Microsoft’s chairman reminisces on the past, pokes fun at the present, and pushing streaming as part of the company’s future—including a partnership with NBC to deliver video of the 2008 Summer Olympics with Silverlight.
Mon., Jan. 6, by Tim Siglin

For the last 8 sequential years, Microsoft chairman William Gates has delivered the opening keynote at the Consumer Electronics Show (CES).

The 2008 CES keynote was no different, although Gates, whom everyone refers to as Bill just as everyone refers to his industry colleague Steve Jobs as Steve, noted this was his last keynote as chairman of Microsoft, as he intends to retire in July 2008.

As this was Gates’ last keynote, he took the time to look back at the keynotes he has provided for CES, including his first in 1994. He talked about the Digital Decade, a phrase made popular when Gates wrote his book The Road Ahead. He talked about Windows 95 through Vista—noting that 100 million users are now on Vista—touted the digital entertainment systems that Microsoft has shipped as part of Windows XP and Vista, and talked about Zune as an alternative to Apple’s iPod.

After a video poking fun of Gates’ inability to get into retirement mode—one which included celebrities from around the world fielding Gates’ calls as he pitched them on joining into projects such as recording a rap video, acting in a movie, or joining U2 (the latter done via a call to Bono during a concert to say that Gates had scored a top score on Guitar Hero), Gates then launched into the present. He showed Silverlight and stated Microsoft’s plan was to "make Silverlight a standard." Although he gave no plans as to how this will be accomplished, one way that Microsoft is forcing users to Silverlight is that it is required for viewing any content about the show at www.microsoft.com/ces.

One of the partnerships that Gates mentioned was a partnership with NBC to use Silverlight and the VC1 encoding standard as the exclusive online video delivery tool for NBC’s Beijing 2008 Olympic games, which kick off on 8-8-08. The intent, said Gates, is to allow live and on-demand viewing of almost 3600 hours of content, with a sample interface being shown during the keynote that was somewhat akin to CNN’s quad-window Pipeline interface. NBC’s Bob Costas reiterated the partnership in a taped testimonial about Microsoft’s MSN platform and its ability to deliver content which was touted as a radical new programming method for Olympic coverage.

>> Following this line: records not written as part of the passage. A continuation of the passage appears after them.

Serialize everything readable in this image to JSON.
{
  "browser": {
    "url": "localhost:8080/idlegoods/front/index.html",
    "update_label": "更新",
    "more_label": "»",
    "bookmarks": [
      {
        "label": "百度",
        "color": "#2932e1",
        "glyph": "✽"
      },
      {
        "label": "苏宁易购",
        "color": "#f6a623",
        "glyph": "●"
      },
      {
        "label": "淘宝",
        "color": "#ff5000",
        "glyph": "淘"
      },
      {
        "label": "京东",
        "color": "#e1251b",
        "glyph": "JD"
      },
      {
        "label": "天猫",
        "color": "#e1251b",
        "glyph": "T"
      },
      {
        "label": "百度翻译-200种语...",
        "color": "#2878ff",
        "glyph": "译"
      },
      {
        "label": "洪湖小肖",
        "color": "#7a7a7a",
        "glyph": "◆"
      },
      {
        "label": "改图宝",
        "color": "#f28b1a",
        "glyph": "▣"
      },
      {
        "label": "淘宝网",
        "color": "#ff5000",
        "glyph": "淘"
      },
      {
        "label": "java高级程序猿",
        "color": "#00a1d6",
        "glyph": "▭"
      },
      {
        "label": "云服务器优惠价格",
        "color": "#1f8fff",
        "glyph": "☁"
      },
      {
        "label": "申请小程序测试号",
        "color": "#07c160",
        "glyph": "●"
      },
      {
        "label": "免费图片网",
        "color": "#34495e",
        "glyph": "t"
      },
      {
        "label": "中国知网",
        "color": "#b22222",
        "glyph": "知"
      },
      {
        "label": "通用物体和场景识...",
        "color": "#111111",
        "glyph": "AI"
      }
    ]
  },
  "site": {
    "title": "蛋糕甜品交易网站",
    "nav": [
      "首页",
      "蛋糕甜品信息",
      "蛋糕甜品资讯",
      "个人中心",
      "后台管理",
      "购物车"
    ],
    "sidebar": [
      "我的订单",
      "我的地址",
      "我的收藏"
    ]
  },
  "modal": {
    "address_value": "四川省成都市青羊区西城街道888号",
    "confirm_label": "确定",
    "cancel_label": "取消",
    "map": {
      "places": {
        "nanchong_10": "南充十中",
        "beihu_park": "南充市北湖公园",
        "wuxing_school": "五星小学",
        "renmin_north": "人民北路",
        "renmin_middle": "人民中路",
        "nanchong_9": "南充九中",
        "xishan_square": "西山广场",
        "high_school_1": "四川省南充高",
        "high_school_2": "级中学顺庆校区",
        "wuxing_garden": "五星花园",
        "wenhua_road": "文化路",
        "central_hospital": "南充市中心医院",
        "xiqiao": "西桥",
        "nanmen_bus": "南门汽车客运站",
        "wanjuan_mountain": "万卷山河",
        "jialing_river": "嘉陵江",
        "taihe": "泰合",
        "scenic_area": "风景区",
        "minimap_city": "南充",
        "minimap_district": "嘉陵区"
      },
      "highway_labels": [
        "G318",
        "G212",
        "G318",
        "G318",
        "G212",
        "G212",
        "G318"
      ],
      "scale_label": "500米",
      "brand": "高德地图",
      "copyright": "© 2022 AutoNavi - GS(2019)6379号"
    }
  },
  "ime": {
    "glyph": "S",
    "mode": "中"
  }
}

An allusion was made to high definition (HD) content being available but it was unclear whether this was both live and on-demand streaming content or just on-demand downloadable videos.